Problematising Practice: MacIntyre and Management

Files in This Item:
File Description SizeFormat 
Organization_Final_Version.pdf219.61 kBAdobe PDFDownload
Title: Problematising Practice: MacIntyre and Management
Authors: Kavanagh, Donncha
Permanent link:
Date: Jan-2013
Online since: 2013-11-20T09:17:32Z
Abstract: Alasdair MacIntyre's distinction between institutions and practices helps illuminate how powerful institutional forces frame and constrain the practice of organizational research as well as the output and positioning of scholarly journals like Organization.  Yet his conceptual frame is limited, not least because it is unclear whether the activity of managing is, or is not, a practice.  This paper builds on MacIntyre's ideas by incorporating Aristotle's concepts of poíēsis, praxis, téchnē and phrónēsis.  Rather than ask, following MacIntyre, whether management is a practice, this wider network of concepts provides a richer frame for understanding the nature of managing and the appropriate role for academia.  The paper outlines a phronetic paradigm for organizational inquiry, and concludes by briefly examining the implications of such a paradigm for research and learning.
Type of material: Journal Article
Publisher: Sage
Journal: Organization
Volume: 20
Issue: 1
Start page: 103
End page: 115
Copyright (published version): The Author(s) 2012
Keywords: MacIntyreEthicsManagementPhronesisPraxisPracticeVirtue ethics
DOI: 10.1177/1350508412460994
Language: en
Status of Item: Peer reviewed
Appears in Collections:Business Research Collection

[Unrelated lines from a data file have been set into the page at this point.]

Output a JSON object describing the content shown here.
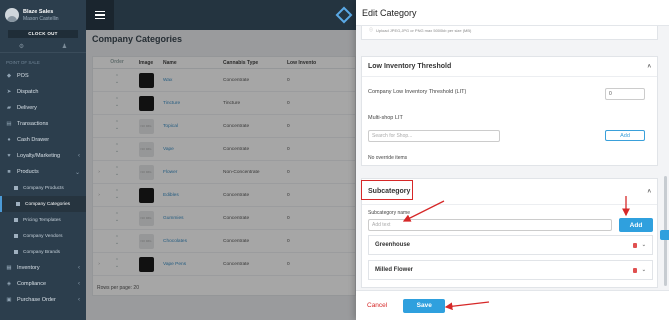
{
  "sidebar": {
    "user_name": "Blaze Sales",
    "user_sub": "Mason Castellin",
    "clock_out": "CLOCK OUT",
    "section": "POINT OF SALE",
    "items": [
      {
        "label": "POS",
        "icon": "tag-icon"
      },
      {
        "label": "Dispatch",
        "icon": "dispatch-icon"
      },
      {
        "label": "Delivery",
        "icon": "truck-icon"
      },
      {
        "label": "Transactions",
        "icon": "receipt-icon"
      },
      {
        "label": "Cash Drawer",
        "icon": "cash-icon"
      },
      {
        "label": "Loyalty/Marketing",
        "icon": "heart-icon"
      },
      {
        "label": "Products",
        "icon": "box-icon"
      }
    ],
    "sub_items": [
      {
        "label": "Company Products"
      },
      {
        "label": "Company Categories"
      },
      {
        "label": "Pricing Templates"
      },
      {
        "label": "Company Vendors"
      },
      {
        "label": "Company Brands"
      }
    ],
    "bottom_items": [
      {
        "label": "Inventory"
      },
      {
        "label": "Compliance"
      },
      {
        "label": "Purchase Order"
      }
    ]
  },
  "main": {
    "title": "Company Categories",
    "columns": [
      "Order",
      "Image",
      "Name",
      "Cannabis Type",
      "Low Invento"
    ],
    "rows": [
      {
        "name": "Wax",
        "type": "Concentrate",
        "inv": "0",
        "img": "dark"
      },
      {
        "name": "Tincture",
        "type": "Tincture",
        "inv": "0",
        "img": "dark"
      },
      {
        "name": "Topical",
        "type": "Concentrate",
        "inv": "0",
        "img": "noimg"
      },
      {
        "name": "Vape",
        "type": "Concentrate",
        "inv": "0",
        "img": "noimg"
      },
      {
        "name": "Flower",
        "type": "Non-Concentrate",
        "inv": "0",
        "img": "noimg"
      },
      {
        "name": "Edibles",
        "type": "Concentrate",
        "inv": "0",
        "img": "dark"
      },
      {
        "name": "Gummies",
        "type": "Concentrate",
        "inv": "0",
        "img": "noimg"
      },
      {
        "name": "Chocolates",
        "type": "Concentrate",
        "inv": "0",
        "img": "noimg"
      },
      {
        "name": "Vape Pens",
        "type": "Concentrate",
        "inv": "0",
        "img": "dark"
      }
    ],
    "rows_per_page_label": "Rows per page:",
    "rows_per_page_value": "20"
  },
  "modal": {
    "title": "Edit Category",
    "upload_note": "Upload JPEG,JPG or PNG max 5000kb per size (MB)",
    "lit_section": "Low Inventory Threshold",
    "lit_label": "Company Low Inventory Threshold (LIT)",
    "lit_value": "0",
    "multishop_label": "Multi-shop LIT",
    "search_placeholder": "Search for Shop...",
    "add_label": "Add",
    "no_override": "No override items",
    "subcategory_section": "Subcategory",
    "subcategory_name_label": "Subcategory name",
    "subcategory_placeholder": "Add text",
    "subcategory_add": "Add",
    "subcategories": [
      "Greenhouse",
      "Milled Flower"
    ],
    "cancel_label": "Cancel",
    "save_label": "Save"
  },
  "colors": {
    "accent": "#2fa0de",
    "annotation": "#d62828",
    "sidebar": "#2c3e4d"
  }
}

Show full item record

Citations 20

Last Week
Last month
checked on May 31, 2020

Page view(s) 50

Last Week
Last month
checked on Jun 5, 2020

Download(s) 50

checked on Jun 5, 2020

Google ScholarTM



This item is available under the Attribution-NonCommercial-NoDerivs 3.0 Ireland. No item may be reproduced for commercial purposes. For other possible restrictions on use please refer to the publisher's URL where this is made available, or to notes contained in the item itself. Other terms may apply.